Interface dataset entries
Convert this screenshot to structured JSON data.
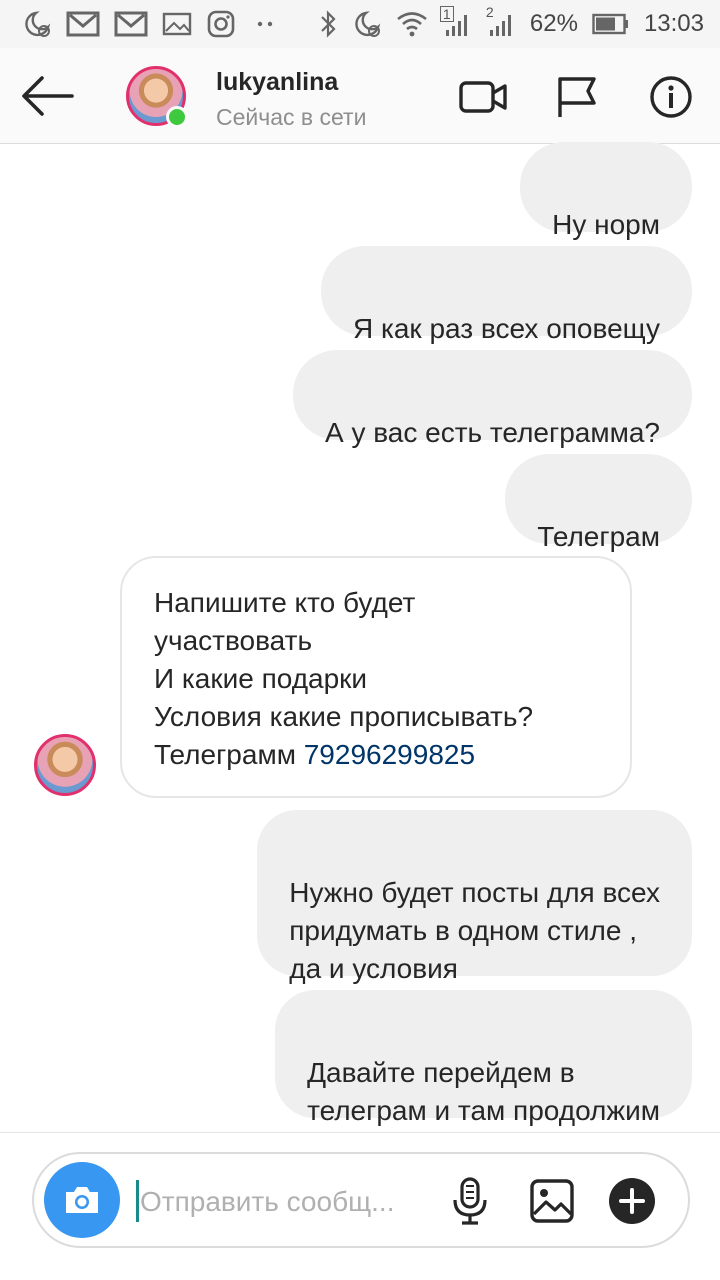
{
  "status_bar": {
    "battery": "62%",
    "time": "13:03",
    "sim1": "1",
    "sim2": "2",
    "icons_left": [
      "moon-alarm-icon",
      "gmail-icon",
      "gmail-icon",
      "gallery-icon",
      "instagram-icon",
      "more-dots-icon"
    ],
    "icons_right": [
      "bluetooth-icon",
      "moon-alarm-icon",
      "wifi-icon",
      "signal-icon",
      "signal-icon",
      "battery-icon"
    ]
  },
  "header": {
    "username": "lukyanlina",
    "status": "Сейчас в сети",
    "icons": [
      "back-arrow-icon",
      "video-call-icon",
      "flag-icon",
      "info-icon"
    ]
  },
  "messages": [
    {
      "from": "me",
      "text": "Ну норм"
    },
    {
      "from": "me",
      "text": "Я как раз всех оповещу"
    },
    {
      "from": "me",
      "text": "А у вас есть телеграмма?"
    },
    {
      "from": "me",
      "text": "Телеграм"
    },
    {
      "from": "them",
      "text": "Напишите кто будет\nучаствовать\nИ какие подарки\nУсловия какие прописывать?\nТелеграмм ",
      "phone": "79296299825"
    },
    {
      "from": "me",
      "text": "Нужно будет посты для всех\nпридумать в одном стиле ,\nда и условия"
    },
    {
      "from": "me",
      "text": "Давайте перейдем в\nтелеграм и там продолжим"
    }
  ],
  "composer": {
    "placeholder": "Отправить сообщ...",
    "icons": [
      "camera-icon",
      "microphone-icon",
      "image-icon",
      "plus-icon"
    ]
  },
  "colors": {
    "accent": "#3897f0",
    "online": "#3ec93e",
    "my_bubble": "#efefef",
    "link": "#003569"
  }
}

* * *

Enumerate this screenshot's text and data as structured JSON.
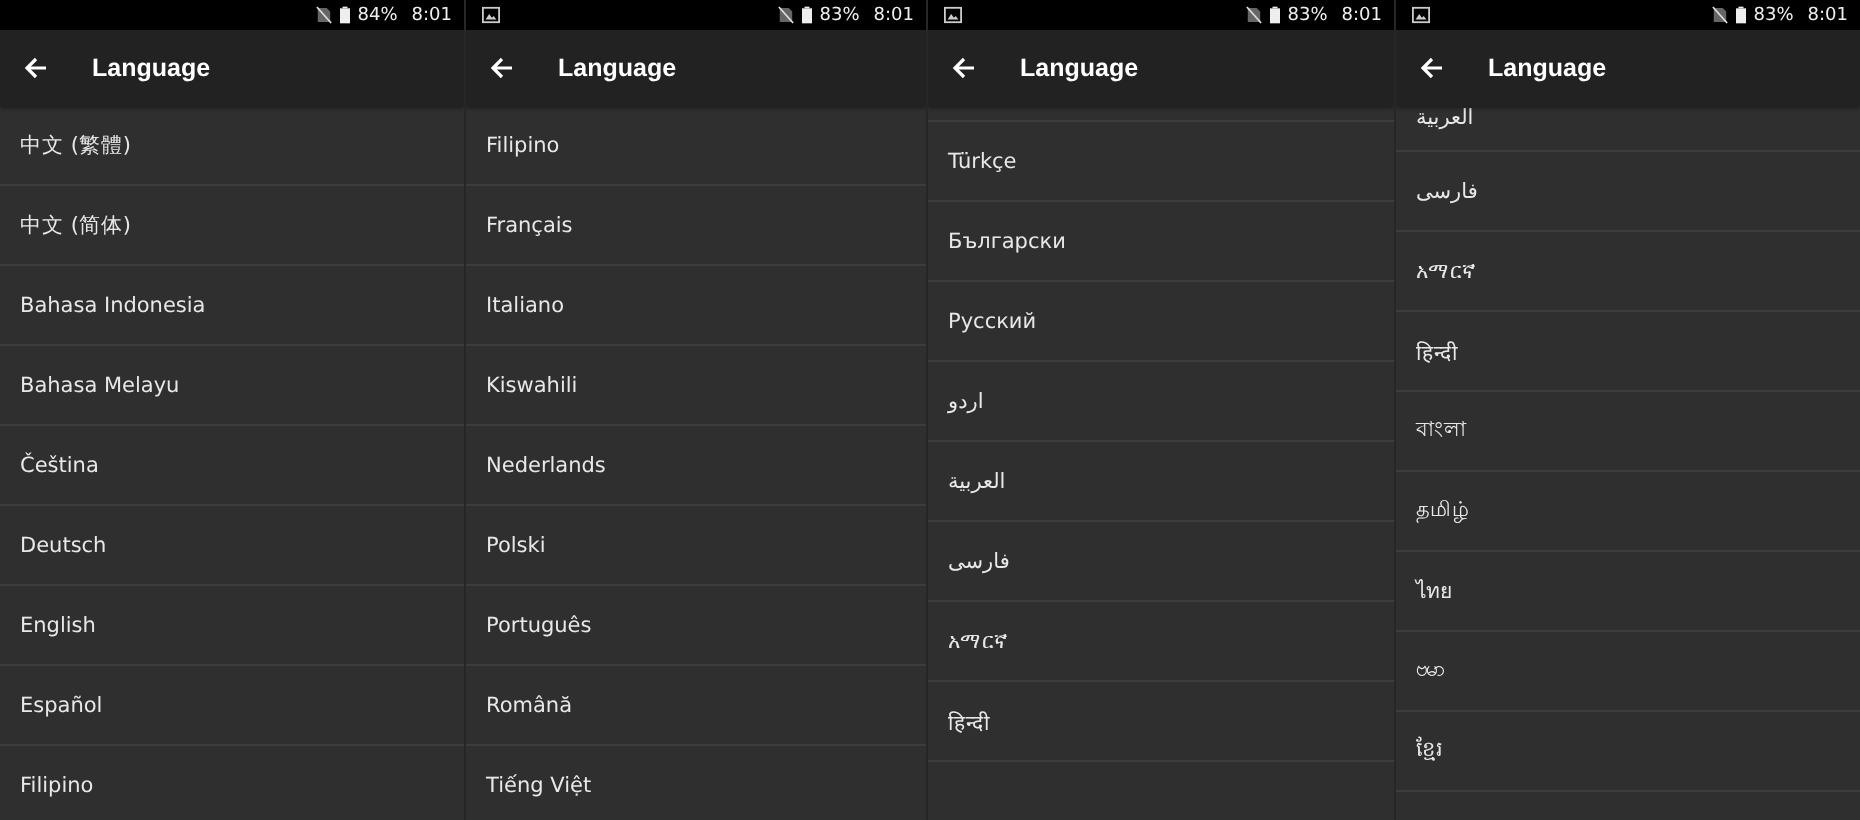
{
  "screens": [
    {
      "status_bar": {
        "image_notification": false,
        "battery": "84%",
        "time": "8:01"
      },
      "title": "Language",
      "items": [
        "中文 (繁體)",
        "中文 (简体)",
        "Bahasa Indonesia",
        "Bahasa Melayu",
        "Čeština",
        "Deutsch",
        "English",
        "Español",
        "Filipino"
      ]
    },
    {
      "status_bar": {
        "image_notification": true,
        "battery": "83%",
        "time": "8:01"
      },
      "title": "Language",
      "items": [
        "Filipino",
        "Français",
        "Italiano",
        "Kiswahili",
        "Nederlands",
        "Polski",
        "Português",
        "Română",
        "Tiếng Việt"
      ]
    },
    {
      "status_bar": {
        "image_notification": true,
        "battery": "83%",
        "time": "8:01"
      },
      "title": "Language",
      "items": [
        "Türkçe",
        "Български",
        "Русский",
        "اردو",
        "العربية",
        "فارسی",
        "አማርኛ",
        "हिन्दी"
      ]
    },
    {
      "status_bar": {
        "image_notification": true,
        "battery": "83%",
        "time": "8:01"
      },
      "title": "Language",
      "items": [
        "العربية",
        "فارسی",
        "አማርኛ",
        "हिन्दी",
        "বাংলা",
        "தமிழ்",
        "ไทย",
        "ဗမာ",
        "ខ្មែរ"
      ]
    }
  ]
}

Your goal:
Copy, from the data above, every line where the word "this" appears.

Task output:
Convert this screenshot to structured JSON data.
Enumerate this screenshot's text and data as structured JSON.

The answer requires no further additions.